- Unemployment The number of unemployed people dropped from 6.837 million in May 2017 to 6.065 million as of the end of May 2018
- Employment-Population Ratiois now 60.4 percent versus 60.0 percent a year ago – the bigger the better
- Number of Persons Employed Part Time for Economic Reasons(also known as involuntary part-time workers) are individuals desiring full-time employment but either had their hours cut back or cannot find a full-time job), declined by 37,000 from April and is down to 4.948 million compared to 5.268 million a year ago
- Marginally Attached to the Labor Force(not currently counted in the labor force, want and are available for work and had looked for a job in the prior 12 months) now at 1.455 million was at 1.475 million a year ago. Within that group, 378,000 were classified as Discouraged Workers – persons not currently looking for work because they believe there are no jobs available for them. Discouraged Workers rose by 23,000 in the past 12 months
- Construction added 25,000 new in May 2018, and has gained 286,000 in the prior 12-monts
- Professional and Technical Services gained 23,000 jobs in May and is up 206,000 in the past year
- Transportation and Warehousing added 19,000 jobs in May and is up 156,000 in the prior 12-months
- Manufacturing jobs increased by 18,000 in May versus April and are up 259,000 year-over-year

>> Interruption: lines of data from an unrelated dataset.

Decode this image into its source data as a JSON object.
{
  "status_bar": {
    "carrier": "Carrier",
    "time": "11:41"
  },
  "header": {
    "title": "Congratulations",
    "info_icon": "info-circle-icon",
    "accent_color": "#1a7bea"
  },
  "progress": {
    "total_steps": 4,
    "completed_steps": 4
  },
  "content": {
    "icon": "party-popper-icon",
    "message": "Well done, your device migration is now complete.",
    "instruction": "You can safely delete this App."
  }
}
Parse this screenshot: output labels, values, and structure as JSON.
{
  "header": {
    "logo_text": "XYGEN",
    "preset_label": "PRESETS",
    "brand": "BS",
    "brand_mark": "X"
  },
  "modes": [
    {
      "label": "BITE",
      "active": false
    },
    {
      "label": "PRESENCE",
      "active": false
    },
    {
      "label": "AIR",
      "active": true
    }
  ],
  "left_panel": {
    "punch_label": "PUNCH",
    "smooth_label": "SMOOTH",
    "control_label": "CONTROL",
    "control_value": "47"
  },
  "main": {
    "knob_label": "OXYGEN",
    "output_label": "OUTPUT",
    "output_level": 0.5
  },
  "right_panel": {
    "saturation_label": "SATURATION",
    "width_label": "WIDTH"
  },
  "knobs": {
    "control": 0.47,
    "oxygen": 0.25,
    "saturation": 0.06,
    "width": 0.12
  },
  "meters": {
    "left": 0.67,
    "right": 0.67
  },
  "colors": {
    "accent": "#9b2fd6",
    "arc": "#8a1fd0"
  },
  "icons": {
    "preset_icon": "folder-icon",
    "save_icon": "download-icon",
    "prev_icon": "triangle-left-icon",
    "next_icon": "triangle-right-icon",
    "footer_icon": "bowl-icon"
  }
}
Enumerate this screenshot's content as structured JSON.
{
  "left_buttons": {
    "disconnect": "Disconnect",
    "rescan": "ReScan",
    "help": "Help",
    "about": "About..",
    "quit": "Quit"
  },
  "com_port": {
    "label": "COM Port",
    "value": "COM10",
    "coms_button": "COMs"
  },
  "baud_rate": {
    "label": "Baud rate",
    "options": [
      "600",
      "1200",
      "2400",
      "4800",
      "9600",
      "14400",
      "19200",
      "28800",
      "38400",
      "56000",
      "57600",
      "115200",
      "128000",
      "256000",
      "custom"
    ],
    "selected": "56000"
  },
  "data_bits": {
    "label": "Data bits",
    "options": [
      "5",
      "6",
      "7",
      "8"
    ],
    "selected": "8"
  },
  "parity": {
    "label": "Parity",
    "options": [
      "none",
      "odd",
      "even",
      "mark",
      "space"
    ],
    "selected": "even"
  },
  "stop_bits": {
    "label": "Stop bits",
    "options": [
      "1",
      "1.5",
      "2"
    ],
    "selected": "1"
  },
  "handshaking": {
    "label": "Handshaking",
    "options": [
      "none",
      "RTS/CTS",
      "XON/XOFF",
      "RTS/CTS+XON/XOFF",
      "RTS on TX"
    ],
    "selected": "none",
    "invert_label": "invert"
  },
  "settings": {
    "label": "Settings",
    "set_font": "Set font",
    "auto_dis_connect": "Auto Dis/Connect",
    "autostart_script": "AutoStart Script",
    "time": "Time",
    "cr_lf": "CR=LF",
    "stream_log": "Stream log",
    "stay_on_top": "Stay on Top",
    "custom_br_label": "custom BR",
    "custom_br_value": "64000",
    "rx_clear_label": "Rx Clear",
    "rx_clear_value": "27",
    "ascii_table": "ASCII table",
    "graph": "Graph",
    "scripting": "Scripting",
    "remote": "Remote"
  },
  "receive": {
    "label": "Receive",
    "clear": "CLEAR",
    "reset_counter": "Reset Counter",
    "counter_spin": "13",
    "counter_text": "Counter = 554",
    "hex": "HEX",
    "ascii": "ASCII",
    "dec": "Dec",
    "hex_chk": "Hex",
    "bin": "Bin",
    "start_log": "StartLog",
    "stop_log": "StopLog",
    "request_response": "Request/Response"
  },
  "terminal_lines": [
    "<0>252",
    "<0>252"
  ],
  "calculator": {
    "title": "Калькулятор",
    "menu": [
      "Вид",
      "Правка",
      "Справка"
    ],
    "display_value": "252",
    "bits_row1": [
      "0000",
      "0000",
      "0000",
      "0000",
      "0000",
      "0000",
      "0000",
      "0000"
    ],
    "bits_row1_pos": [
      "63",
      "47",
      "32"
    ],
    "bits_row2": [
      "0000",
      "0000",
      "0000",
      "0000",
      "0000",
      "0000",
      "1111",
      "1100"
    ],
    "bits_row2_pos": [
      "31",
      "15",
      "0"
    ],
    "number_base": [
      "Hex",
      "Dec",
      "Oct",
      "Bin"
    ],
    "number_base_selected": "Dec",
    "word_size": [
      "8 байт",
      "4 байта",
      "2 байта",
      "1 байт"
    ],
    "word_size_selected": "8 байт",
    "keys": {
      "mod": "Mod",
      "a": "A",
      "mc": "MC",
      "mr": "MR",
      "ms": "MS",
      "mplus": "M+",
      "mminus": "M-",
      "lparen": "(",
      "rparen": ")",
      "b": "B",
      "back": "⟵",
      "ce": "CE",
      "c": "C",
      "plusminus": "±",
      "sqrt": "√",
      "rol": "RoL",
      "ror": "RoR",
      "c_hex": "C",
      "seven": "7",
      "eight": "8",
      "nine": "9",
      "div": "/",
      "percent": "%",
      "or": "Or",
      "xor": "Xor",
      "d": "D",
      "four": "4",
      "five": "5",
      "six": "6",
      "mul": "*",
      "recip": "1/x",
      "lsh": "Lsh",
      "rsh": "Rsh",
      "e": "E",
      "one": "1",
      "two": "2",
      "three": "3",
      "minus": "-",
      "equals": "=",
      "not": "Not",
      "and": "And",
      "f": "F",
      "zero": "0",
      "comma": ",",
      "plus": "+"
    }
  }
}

- Health Care gained 29,000 jobs in May 2018 and 392,000 in the past 12-months
- Mining(includes oil and gas exploration and production) added 6,000 jobs in the month
- Leisure and Hospitality jobs increased by 21,000 in April 2018 and are up by 262,000 in the past 12-months
To read the entire release from the Bureau of Labor Statistics click https://www.bls.gov/news.release/pdf/empsit.pdf
Many of the reasons that the job growth rate is in the mid-1.5 to 1.6 percent range is that anyone that has marketable skills either already has a job, lives in a locale without demand for their skill set, or really does not want to work.
Once again, this is a robust jobs report.